Available data:
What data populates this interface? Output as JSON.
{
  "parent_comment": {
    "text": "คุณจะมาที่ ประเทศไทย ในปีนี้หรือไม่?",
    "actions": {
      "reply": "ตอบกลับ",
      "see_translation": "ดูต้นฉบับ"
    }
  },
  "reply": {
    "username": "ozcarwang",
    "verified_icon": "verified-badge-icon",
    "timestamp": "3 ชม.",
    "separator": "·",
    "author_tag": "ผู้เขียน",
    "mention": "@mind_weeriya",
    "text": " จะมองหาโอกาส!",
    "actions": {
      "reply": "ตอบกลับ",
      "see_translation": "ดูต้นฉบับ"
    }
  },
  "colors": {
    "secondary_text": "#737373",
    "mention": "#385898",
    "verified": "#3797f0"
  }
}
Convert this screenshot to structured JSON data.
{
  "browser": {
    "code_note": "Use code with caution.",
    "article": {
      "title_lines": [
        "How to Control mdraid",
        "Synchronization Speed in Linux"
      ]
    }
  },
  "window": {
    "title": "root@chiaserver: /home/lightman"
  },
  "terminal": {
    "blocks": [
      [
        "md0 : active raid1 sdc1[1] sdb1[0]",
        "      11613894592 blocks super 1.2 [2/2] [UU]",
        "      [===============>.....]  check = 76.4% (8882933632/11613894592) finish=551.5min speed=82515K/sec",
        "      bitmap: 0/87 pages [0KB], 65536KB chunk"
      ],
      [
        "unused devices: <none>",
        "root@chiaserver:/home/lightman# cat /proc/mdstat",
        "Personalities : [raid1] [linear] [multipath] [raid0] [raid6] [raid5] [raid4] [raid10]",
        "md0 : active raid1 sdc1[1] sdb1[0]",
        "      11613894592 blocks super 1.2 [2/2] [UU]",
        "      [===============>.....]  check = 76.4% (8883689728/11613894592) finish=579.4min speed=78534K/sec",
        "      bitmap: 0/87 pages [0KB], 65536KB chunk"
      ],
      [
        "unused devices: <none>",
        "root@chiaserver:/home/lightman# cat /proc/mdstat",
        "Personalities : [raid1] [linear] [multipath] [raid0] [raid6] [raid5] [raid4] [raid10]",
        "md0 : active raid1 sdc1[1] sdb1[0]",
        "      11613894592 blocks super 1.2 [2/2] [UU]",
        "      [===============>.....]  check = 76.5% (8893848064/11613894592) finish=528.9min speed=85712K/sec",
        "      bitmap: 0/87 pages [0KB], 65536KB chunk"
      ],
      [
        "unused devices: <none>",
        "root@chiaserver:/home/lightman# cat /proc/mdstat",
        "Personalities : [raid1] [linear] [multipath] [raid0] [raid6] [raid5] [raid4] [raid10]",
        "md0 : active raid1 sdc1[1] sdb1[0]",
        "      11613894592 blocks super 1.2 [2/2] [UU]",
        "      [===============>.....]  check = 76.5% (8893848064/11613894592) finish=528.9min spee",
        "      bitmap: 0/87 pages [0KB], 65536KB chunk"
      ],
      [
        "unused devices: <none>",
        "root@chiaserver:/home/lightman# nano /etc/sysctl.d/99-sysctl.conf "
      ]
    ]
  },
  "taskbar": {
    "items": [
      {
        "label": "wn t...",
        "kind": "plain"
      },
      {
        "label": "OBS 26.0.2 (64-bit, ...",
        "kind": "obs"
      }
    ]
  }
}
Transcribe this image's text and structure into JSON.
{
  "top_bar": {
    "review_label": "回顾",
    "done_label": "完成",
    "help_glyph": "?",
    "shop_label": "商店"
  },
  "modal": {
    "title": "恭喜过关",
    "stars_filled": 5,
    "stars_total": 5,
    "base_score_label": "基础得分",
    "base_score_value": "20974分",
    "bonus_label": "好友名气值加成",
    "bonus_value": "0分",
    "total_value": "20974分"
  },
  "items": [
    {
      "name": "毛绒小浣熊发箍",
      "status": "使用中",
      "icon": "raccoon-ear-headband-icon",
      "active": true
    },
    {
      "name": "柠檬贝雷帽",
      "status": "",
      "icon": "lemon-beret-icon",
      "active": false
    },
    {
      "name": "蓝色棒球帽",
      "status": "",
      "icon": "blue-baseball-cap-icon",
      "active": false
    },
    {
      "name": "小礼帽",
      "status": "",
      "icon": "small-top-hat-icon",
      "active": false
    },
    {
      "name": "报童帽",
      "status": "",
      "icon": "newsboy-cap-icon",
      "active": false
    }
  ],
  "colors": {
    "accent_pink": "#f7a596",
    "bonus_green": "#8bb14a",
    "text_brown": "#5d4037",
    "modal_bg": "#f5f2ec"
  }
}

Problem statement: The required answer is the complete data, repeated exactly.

Answer box:
What data populates this interface? Output as JSON.
{
  "parent_comment": {
    "text": "คุณจะมาที่ ประเทศไทย ในปีนี้หรือไม่?",
    "actions": {
      "reply": "ตอบกลับ",
      "see_translation": "ดูต้นฉบับ"
    }
  },
  "reply": {
    "username": "ozcarwang",
    "verified_icon": "verified-badge-icon",
    "timestamp": "3 ชม.",
    "separator": "·",
    "author_tag": "ผู้เขียน",
    "mention": "@mind_weeriya",
    "text": " จะมองหาโอกาส!",
    "actions": {
      "reply": "ตอบกลับ",
      "see_translation": "ดูต้นฉบับ"
    }
  },
  "colors": {
    "secondary_text": "#737373",
    "mention": "#385898",
    "verified": "#3797f0"
  }
}
Convert this screenshot to structured JSON data.
{
  "browser": {
    "code_note": "Use code with caution.",
    "article": {
      "title_lines": [
        "How to Control mdraid",
        "Synchronization Speed in Linux"
      ]
    }
  },
  "window": {
    "title": "root@chiaserver: /home/lightman"
  },
  "terminal": {
    "blocks": [
      [
        "md0 : active raid1 sdc1[1] sdb1[0]",
        "      11613894592 blocks super 1.2 [2/2] [UU]",
        "      [===============>.....]  check = 76.4% (8882933632/11613894592) finish=551.5min speed=82515K/sec",
        "      bitmap: 0/87 pages [0KB], 65536KB chunk"
      ],
      [
        "unused devices: <none>",
        "root@chiaserver:/home/lightman# cat /proc/mdstat",
        "Personalities : [raid1] [linear] [multipath] [raid0] [raid6] [raid5] [raid4] [raid10]",
        "md0 : active raid1 sdc1[1] sdb1[0]",
        "      11613894592 blocks super 1.2 [2/2] [UU]",
        "      [===============>.....]  check = 76.4% (8883689728/11613894592) finish=579.4min speed=78534K/sec",
        "      bitmap: 0/87 pages [0KB], 65536KB chunk"
      ],
      [
        "unused devices: <none>",
        "root@chiaserver:/home/lightman# cat /proc/mdstat",
        "Personalities : [raid1] [linear] [multipath] [raid0] [raid6] [raid5] [raid4] [raid10]",
        "md0 : active raid1 sdc1[1] sdb1[0]",
        "      11613894592 blocks super 1.2 [2/2] [UU]",
        "      [===============>.....]  check = 76.5% (8893848064/11613894592) finish=528.9min speed=85712K/sec",
        "      bitmap: 0/87 pages [0KB], 65536KB chunk"
      ],
      [
        "unused devices: <none>",
        "root@chiaserver:/home/lightman# cat /proc/mdstat",
        "Personalities : [raid1] [linear] [multipath] [raid0] [raid6] [raid5] [raid4] [raid10]",
        "md0 : active raid1 sdc1[1] sdb1[0]",
        "      11613894592 blocks super 1.2 [2/2] [UU]",
        "      [===============>.....]  check = 76.5% (8893848064/11613894592) finish=528.9min spee",
        "      bitmap: 0/87 pages [0KB], 65536KB chunk"
      ],
      [
        "unused devices: <none>",
        "root@chiaserver:/home/lightman# nano /etc/sysctl.d/99-sysctl.conf "
      ]
    ]
  },
  "taskbar": {
    "items": [
      {
        "label": "wn t...",
        "kind": "plain"
      },
      {
        "label": "OBS 26.0.2 (64-bit, ...",
        "kind": "obs"
      }
    ]
  }
}
Transcribe this image's text and structure into JSON.
{
  "top_bar": {
    "review_label": "回顾",
    "done_label": "完成",
    "help_glyph": "?",
    "shop_label": "商店"
  },
  "modal": {
    "title": "恭喜过关",
    "stars_filled": 5,
    "stars_total": 5,
    "base_score_label": "基础得分",
    "base_score_value": "20974分",
    "bonus_label": "好友名气值加成",
    "bonus_value": "0分",
    "total_value": "20974分"
  },
  "items": [
    {
      "name": "毛绒小浣熊发箍",
      "status": "使用中",
      "icon": "raccoon-ear-headband-icon",
      "active": true
    },
    {
      "name": "柠檬贝雷帽",
      "status": "",
      "icon": "lemon-beret-icon",
      "active": false
    },
    {
      "name": "蓝色棒球帽",
      "status": "",
      "icon": "blue-baseball-cap-icon",
      "active": false
    },
    {
      "name": "小礼帽",
      "status": "",
      "icon": "small-top-hat-icon",
      "active": false
    },
    {
      "name": "报童帽",
      "status": "",
      "icon": "newsboy-cap-icon",
      "active": false
    }
  ],
  "colors": {
    "accent_pink": "#f7a596",
    "bonus_green": "#8bb14a",
    "text_brown": "#5d4037",
    "modal_bg": "#f5f2ec"
  }
}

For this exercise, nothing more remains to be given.